Could America Really Ban Bitcoin?

In 2009, bitcoin made its debut as a digital peer-to-peer network that was untethered to any national government. Since then, it has become a widely accepted form of payment around the world with growing value. While a single bitcoin was worth less than 10 cents a decade ago, it peaked at over $60,000 in February and April 2021, per Statista. However, the cryptocurrency has suffered some setbacks after coming under scrutiny from numerous countries around the world. 

In its biggest blow, China banned mining the digital currency, citing the carbon emissions emitted by miners as its reason, per Coindesk.
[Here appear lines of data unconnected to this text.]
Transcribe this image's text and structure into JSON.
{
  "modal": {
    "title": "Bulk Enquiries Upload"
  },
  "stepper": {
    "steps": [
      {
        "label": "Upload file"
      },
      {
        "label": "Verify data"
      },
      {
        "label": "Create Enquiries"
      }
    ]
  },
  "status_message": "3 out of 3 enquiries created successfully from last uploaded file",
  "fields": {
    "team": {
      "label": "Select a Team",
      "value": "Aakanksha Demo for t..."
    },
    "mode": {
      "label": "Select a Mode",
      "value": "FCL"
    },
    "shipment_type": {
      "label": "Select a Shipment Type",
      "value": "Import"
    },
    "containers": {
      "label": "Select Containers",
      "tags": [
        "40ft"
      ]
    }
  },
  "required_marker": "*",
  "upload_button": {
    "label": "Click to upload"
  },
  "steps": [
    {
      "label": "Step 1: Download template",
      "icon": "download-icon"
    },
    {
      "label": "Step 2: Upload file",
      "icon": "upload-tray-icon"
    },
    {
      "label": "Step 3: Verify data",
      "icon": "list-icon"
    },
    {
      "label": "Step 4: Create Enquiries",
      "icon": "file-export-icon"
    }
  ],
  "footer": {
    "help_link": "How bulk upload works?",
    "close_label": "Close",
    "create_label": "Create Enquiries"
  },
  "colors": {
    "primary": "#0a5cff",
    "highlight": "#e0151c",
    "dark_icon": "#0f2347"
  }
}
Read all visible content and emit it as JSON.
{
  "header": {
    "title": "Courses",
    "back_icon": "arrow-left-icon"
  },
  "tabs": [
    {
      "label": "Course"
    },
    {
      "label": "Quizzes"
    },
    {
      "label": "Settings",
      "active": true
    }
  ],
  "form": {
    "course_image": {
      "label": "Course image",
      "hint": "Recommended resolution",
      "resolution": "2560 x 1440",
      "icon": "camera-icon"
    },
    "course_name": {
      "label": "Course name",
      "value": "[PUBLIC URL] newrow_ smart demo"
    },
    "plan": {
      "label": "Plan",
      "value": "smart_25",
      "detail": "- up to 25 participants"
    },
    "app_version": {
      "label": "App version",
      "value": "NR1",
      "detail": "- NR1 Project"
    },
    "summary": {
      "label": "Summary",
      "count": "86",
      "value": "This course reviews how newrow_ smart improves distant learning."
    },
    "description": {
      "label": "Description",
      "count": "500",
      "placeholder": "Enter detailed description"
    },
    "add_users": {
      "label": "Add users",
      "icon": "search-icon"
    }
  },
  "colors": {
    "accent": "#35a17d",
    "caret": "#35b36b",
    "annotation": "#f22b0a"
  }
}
According to Newsweek, other nations — such as India and several members of the European Union — have also considered regulations on bitcoin due to its connection to crime and money laundering. 

As a result, many investors and monetary policymakers have questioned whether the United States might follow suit and either enact regulations or even ban the digital currency.

U.S. action against bitcoin is 'unlikely'

Fortunately for bitcoin enthusiasts, experts believe that it is "unlikely" that the United States will meddle with the digital currency, per Newsweek. There are multiple reasons for the U.S. to steer clear of the crypto world. For starters, Wall Street has already embraced bitcoin, and it is even traded on the Chicago Mercantile Exchange. 

Moreover, government officials have a vested interest in keeping the U.S. dollar as the world's reserve currency. If bitcoin were to grow in popularity and could not be exchanged to the dollar, it is likely that another currency from a more "welcoming" country would become the most used currency in the world.

Last but not least, it would be difficult for the American government to crack down on bitcoin even if it wanted to. Lawmakers would have to raise taxes on transactions using the cryptocurrency — but that in turn would likely drive investment away and end in a net loss for the Internal Revenue Service.

"The government doesn't pose a threat to bitcoin," explained Carlos Betancourt, who runs a digital asset hedge fund. "It will be around whether the government likes it or not as long as we have the Internet."

"The global decentralized system simply cannot be stopped from encroaching the borders of any sovereign state," he added. "The ultimate winners will be those countries that embrace and find ways to work with it."